AN AMERICAN television network that airs Downton Abbey is at the centre of a legal row amid claims it is cashing in on the series immense popularity across the Atlantic.
The American Public Broadcasting Service (PBS), which has bought the rights to the hugely popular ITV1 period drama has launched the Downton Abbey Collection.
The line of jewellery is named after two of the series’ lead characters, Lady Mary Crawley and her sister, Lady Sybil.
PBS launched the collection, with items ranging in price from £44.95 to more than £100, for viewers keen to copy the style of Lady Mary and her sisters.
But the producers behind one of Britain’s most successful series have reportedly unhappy with the American network’s collection of jewellery.
Carnival Films, the UK producers of the series, has been forced to call in lawyers to stop PBS naming jewellery after the show's most famous character.
None of the profits from have been returned to writer and creator Julian Fellowes or Carnival, which own the copyright to the series.
The “Lady Mary knotted pearl necklace and earring set”, which retailed for $159.99 (€122), was selling well until Downton producers complained, the Daily Mail has reported.

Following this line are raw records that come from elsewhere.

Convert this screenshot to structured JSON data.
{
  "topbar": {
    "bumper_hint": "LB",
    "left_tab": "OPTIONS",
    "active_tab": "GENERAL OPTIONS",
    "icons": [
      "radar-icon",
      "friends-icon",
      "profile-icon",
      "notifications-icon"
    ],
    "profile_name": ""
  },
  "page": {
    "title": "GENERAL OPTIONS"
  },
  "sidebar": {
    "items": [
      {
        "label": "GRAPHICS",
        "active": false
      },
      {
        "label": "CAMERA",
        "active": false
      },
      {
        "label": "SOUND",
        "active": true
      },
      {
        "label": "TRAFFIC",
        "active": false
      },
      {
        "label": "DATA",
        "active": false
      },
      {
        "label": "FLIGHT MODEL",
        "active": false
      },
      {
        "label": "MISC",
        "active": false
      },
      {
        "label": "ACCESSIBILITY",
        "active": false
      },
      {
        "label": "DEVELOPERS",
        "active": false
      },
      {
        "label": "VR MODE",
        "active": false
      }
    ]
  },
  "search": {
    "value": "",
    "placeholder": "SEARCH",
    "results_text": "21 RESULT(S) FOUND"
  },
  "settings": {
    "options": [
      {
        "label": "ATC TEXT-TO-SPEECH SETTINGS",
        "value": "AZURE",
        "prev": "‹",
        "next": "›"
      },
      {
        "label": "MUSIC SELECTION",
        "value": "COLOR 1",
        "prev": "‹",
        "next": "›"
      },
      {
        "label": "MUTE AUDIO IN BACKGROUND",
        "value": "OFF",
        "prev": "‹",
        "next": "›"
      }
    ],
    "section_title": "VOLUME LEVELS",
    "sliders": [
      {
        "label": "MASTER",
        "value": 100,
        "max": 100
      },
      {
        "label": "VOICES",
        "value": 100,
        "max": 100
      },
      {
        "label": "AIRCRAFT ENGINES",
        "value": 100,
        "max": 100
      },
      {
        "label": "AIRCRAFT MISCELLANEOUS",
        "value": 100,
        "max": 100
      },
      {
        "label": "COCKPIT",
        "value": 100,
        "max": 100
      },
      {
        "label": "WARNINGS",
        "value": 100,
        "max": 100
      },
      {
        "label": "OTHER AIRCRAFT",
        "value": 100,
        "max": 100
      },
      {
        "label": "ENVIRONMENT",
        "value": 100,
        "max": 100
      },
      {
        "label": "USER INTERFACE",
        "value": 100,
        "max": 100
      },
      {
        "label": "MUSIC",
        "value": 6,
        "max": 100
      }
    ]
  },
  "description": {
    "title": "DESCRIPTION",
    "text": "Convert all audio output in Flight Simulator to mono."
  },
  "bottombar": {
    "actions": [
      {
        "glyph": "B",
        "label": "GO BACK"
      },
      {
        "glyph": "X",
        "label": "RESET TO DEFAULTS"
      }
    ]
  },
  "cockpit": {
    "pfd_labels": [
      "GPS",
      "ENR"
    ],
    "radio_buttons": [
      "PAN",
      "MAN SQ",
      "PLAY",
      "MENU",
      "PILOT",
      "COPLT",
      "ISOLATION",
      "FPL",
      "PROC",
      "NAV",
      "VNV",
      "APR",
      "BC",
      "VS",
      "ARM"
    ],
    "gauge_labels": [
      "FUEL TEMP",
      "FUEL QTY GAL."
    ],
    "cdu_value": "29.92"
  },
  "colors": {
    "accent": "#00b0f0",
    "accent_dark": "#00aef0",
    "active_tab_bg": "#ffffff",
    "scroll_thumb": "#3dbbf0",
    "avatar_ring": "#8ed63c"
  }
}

The PBS merchandise website described the item as “the epitome of elegance, inspired by the character of Lady Mary Crawley, this luxuriously long pearl necklace and matching diamanté earring set is a must have for all ladies of quality”.
It added: “As it was in the Edwardian era, this stunning pearl necklace could easily move from your afternoon tea to evening dinner.”
Carnival, which has approved an official range of Downton DVDs and books, was suitably unimpressed when it was informed that PBS, its broadcast partner, was “cashing in” on the show’s popularity, the paper reported.
A spokesman for Carnival said on Tuesday: “We did not authorise the sale of Lady Mary jewellery. Our lawyers have been in contact with PBS in order to remove these items from sale.”
While PBS is continuing to sell the jewellery it has agreed to remove direct references to Lady Mary and other characters from the show and all mentions of Downton characters have now been deleted from the website.
The series won six Emma awards last year and was last week named best mini drama at the Golden Globes.
The show is the most popular British drama currently airing on American television, with an average four million viewers, which is more than high profile series such as Mad Men.
The second series of Downton Abbey lured 4.2 million viewers to the PBS network, doubling the cable network’s average audience.
Lord Fellowes, 62, has admitted he was surprised by its success in America. Last week Prof Simon Schama urged American viewers to abandon the show and its “silvered tureen of snobbery”.
A spokesman for PBS has not commented on the legal threats